In December of 1694, Mary II of England fell ill. Physicians who attended the stricken queen, half of the pair known as William and Mary, argued over a diagnosis, but before long it became clear that she had contracted a severe form of smallpox. She died three days after Christmas, and the news was carried across London by tolling bells.
By the winter of Queen Mary’s death, smallpox was a disease feared across Europe — and for good reason. Infecting indiscriminately, smallpox had gruesome symptoms, including characteristic fluid-filled sores, and killed about 30 percent of those it infected. The disease had been increasing in prevalence and virulence throughout the 1600s, and by the end of the century smallpox was a leading cause of death.
People naturally sought ways to protect against the disease. It had been observed that those who had had smallpox would never contract it again, and so one preventative method involved the deliberate infection of an individual, called inoculation.
Inoculation predates vaccination, and the principle is similar, though with an important distinction. While modern vaccines rely on agents, such as killed microbes or surface proteins that resemble the pathogen, to stimulate an immune response, inoculation used live smallpox. Materials such as scabs were taken from sick individuals and directly used to infect healthy ones, such as by inserting it into a wound.
Inoculation tended to result in milder infections. The procedure could be performed using material from a patient who had a mild case of smallpox and was generally done to those in good health. It involved introducing the virus through a small wound rather than through smallpox’s natural respiratory route of transmission. Nevertheless, the inoculated patient was still given smallpox, and there remained a real risk of developing a serious case of the disease.
As a result, when the procedure was introduced into England from the East, primarily Constantinople, there was skepticism among the general populace and physicians alike. Major concerns included fears that smallpox contracted through inoculation would not protect against a natural infection and worries regarding how safe deliberately infecting people really was.
Proponents of inoculation, recognizing that they needed some empirical way to shed light on the procedure’s uncertainties and demonstrate its benefits, turned to mathematics.
One study was conducted by English scientist James Jurin and was presented to the Royal Society in 1723. Jurin sought to determine two points — whether inoculation successfully protected individuals and whether it was less dangerous than contracting smallpox naturally — and to this end he included data from the United States, looked through the London bills of mortality and compiled information from other practicing physicians.

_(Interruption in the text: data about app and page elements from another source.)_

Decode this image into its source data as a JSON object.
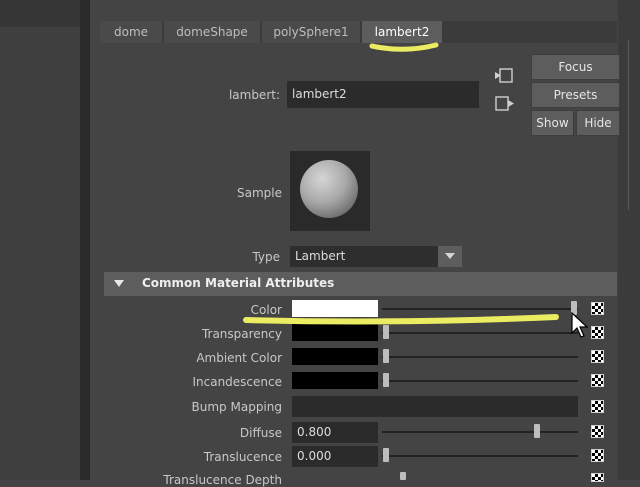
{
  "tabs": [
    {
      "label": "dome",
      "active": false
    },
    {
      "label": "domeShape",
      "active": false
    },
    {
      "label": "polySphere1",
      "active": false
    },
    {
      "label": "lambert2",
      "active": true
    }
  ],
  "header": {
    "name_label": "lambert:",
    "name_value": "lambert2",
    "focus_label": "Focus",
    "presets_label": "Presets",
    "show_label": "Show",
    "hide_label": "Hide"
  },
  "sample": {
    "label": "Sample"
  },
  "type": {
    "label": "Type",
    "value": "Lambert"
  },
  "section": {
    "title": "Common Material Attributes"
  },
  "attributes": {
    "color": {
      "label": "Color",
      "swatch": "#ffffff",
      "slider": 1.0
    },
    "transparency": {
      "label": "Transparency",
      "swatch": "#000000",
      "slider": 0.0
    },
    "ambient": {
      "label": "Ambient Color",
      "swatch": "#000000",
      "slider": 0.0
    },
    "incandescence": {
      "label": "Incandescence",
      "swatch": "#000000",
      "slider": 0.0
    },
    "bump": {
      "label": "Bump Mapping"
    },
    "diffuse": {
      "label": "Diffuse",
      "value": "0.800",
      "slider": 0.8
    },
    "translucence": {
      "label": "Translucence",
      "value": "0.000",
      "slider": 0.0
    },
    "translucence_depth": {
      "label": "Translucence Depth"
    }
  },
  "annotation_color": "#ffff66"
}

Jurin calculated that while the chance of dying from natural smallpox was between two in 17 and two in 11, the risk of dying from smallpox received through inoculation was one in 50.
Jurin’s paper, eventually turned into a pamphlet, was so convincing that he published similar reports in four subsequent years. Each year it was shown that inoculation had a fatality rate eight to 10 times less than contracting smallpox naturally.
In continental Western Europe, where early skepticism of inoculation was more intense than in England, physicist and mathematician Daniel Bernoulli similarly sought to examine inoculation from a mathematical point of view.
Bernoulli, better known for his study of fluid dynamics and the resulting principle that bears his name, approached his analysis of inoculation from a different angle — seeking to determine how much life expectancy would increase if smallpox were no longer a cause of death. His work was first presented in 1760.
Bernoulli made use of differential equations, and in his model he considered populations to be divided into two groups: those susceptible to smallpox and those who had been previously infected and were thus immune. Comparing a hypothetical population in which smallpox was eradicated to real-world data, he determined that in a population without the disease, life expectancy would be increased by about three years.
He further calculated that as long as deaths due to inoculation remained less than approximately 1 in 10, the procedure would be a net benefit.
In the end, it is difficult to say just how much Jurin and Bernoulli’s analyses contributed to popularizing inoculation, especially the latter’s esoteric model. Furthermore, the issue of establishing the procedure’s worth lost relevance within a century due to the development of the first vaccine. When, in 1796, Edward Jenner used cowpox to protect a young boy against smallpox (a procedure that conferred the same benefits as inoculation without the risks) he changed medical history by introducing the idea of a vaccine.
This does not, however, trivialize the mathematicians’ work. Bernoulli’s model, in particular, is likely the first compartmental epidemiological model and is considered to be one of the first attempts to use a mathematical model to influence public health policy. His contributions continue to have influence in the present day.